Tuesday, December 9, 2008

Oh the Weather Outside is Frightful . . . Or Maybe Not

For all the lyrical dreaming of a white Christmas, the sleigh bells, and Frosty the Snowman, I don’t feel the least bit deprived that I won’t have snow for Christmas. Snow makes for beautiful Clement Moore-esque imagery, but it’s a royal pain in the boots when you have to load up the family sleigh and go somewhere. I’ll bet Santa would retire to Hawaii if he could. Snow, like Black Friday shopping, is best experienced only in the imagination.

If I were a winter sports fan, I might feel mildly regretful about living in a place where the nearest snow is a long car ride away, but I’ve only been skiing once in my life and I was terrified.
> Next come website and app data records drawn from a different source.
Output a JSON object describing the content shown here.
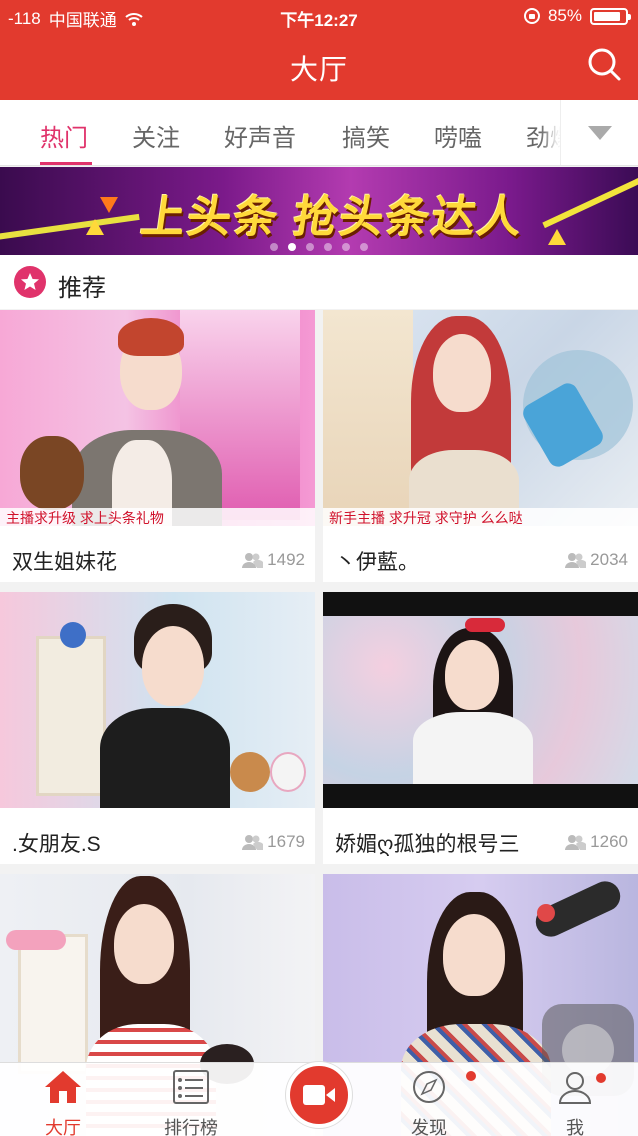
{
  "status_bar": {
    "signal": "-118",
    "carrier": "中国联通",
    "time": "下午12:27",
    "battery": "85%",
    "battery_level": 0.85
  },
  "nav": {
    "title": "大厅",
    "search_icon": "search-icon"
  },
  "tabs": [
    {
      "label": "热门",
      "active": true
    },
    {
      "label": "关注"
    },
    {
      "label": "好声音"
    },
    {
      "label": "搞笑"
    },
    {
      "label": "唠嗑"
    },
    {
      "label": "劲爆"
    }
  ],
  "banner": {
    "text": "上头条 抢头条达人",
    "slides": 6,
    "active_slide": 1
  },
  "section": {
    "title": "推荐",
    "icon": "star-icon"
  },
  "cards": [
    {
      "name": "双生姐妹花",
      "viewers": "1492",
      "overlay": "主播求升级  求上头条礼物"
    },
    {
      "name": "丶伊藍。",
      "viewers": "2034",
      "overlay": "新手主播  求升冠  求守护  么么哒"
    },
    {
      "name": ".女朋友.S",
      "viewers": "1679",
      "overlay": ""
    },
    {
      "name": "娇媚ღ孤独的根号三",
      "viewers": "1260",
      "overlay": ""
    },
    {
      "name": "",
      "viewers": "",
      "overlay": ""
    },
    {
      "name": "",
      "viewers": "",
      "overlay": ""
    }
  ],
  "tabbar": {
    "items": [
      {
        "label": "大厅",
        "icon": "home-icon",
        "active": true
      },
      {
        "label": "排行榜",
        "icon": "ranking-list-icon"
      },
      {
        "label": "",
        "icon": "video-camera-icon"
      },
      {
        "label": "发现",
        "icon": "compass-icon"
      },
      {
        "label": "我",
        "icon": "user-icon"
      }
    ]
  },
  "colors": {
    "brand": "#e23a2e",
    "accent": "#e0336b"
  }
}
My innate athletic ability is nil, and strapping slick pieces of plastic to my feet and careening down a hill in search of trees to hit just didn’t appeal to me. But I did enjoy playing in the snow as a kid, making snowmen and having snowball fights. It was especially delightful if school got canceled (which happened a lot more when we lived in Arkansas than it did when we lived in Utah. In Utah, if you can tunnel to school, school’s on).

Tubing was fun as a teenager. A youth snowmobiling trip to West Yellowstone was fun, at least until our snowmobile veered off the path and onto a steep hill and we rolled the snowmobile (no, I wasn’t driving at the time—I was the hapless passenger on the back. We didn’t get hurt, but boy was I nervous after that when my partner was driving.). Snow can be fun and certainly it's beautiful; I’m not Mr. Heat Miser. But I don’t miss driving in a snowstorm. When I was a teenager with a newly minted driver’s license, my first solo venture in the Blue Beast (a 1976 Gran Torino station wagon) was to an early morning orchestra rehearsal. While we waxed musical within, an April storm did its deeds without. When the rehearsal ended, there I was, a novice driver, faced with driving home in lots of snow. I drove home so slowly that the drivers behind me were probably chewing through their mittens in frustration.

I'm so out of practice with white Christmases that it seems perfectly normal to have the only snowflakes on the premises be those that my daughter cut out of paper. Even when we lived in Boston, we didn’t usually get a white Christmas. We were a lot more likely to get snowstorms in March. No white Christmases for us in Ireland either; the most snow we saw there was an inch or two of accumulation when we were vacationing in Dublin over the holidays. Being used to the relatively mild winter weather, we hadn’t brought much in the way of cold weather gear along with us (for instance, one daughter just had a raincoat). We nearly got frostbite wandering around the Dublin Zoo and envying the meerkats huddled around a warming light.

And now, years removed from snowball fights (okay, I did see a bit of snow in Yosemite once, and it's possible someone threw some of it at someone--but I'm not sure it counts in June) I have reached the nadir of winter wimpiness. If it’s in the forties or fifties, it’s COLD!--but that doesn't mean my twelve-year-old son will want to wear a sweatshirt. He walked to school today in shorts and a T-shirt. I tried to tell him it was cold, but he wasn’t impressed. I told him he’d shoot his eye out, but I don’t think that impressed him either.


Cheri J. Crane said...

The warm weather sounds mighty tempting, Stephanie. ;)But for me, it wouldn't seem like Christmas without snow.

And having raised three sons who all possessed BB guns, I hear you on children ignoring good sound advice. While none of them shot out their optical orbs after being warned of this horror, they did manage to shoot each other in the leg. I suspect they take after their father with regard to klutziness. =D

Jennie said...

Uh, Cheri, who is the family klutz? Anyway, I like a little snow just before Christmas, a light snowfall is fine Christmas morning, but by New Year's I'm done; I'm ready for Spring. Funny, I used to love playing in the snow, ice skating, and all that, but city driving cured me of any fondness for the kind of white stuff that accumulates. The only snow sport I participate in now is filling the bird feeders and watching my grandchildren sledding on a nearby hill.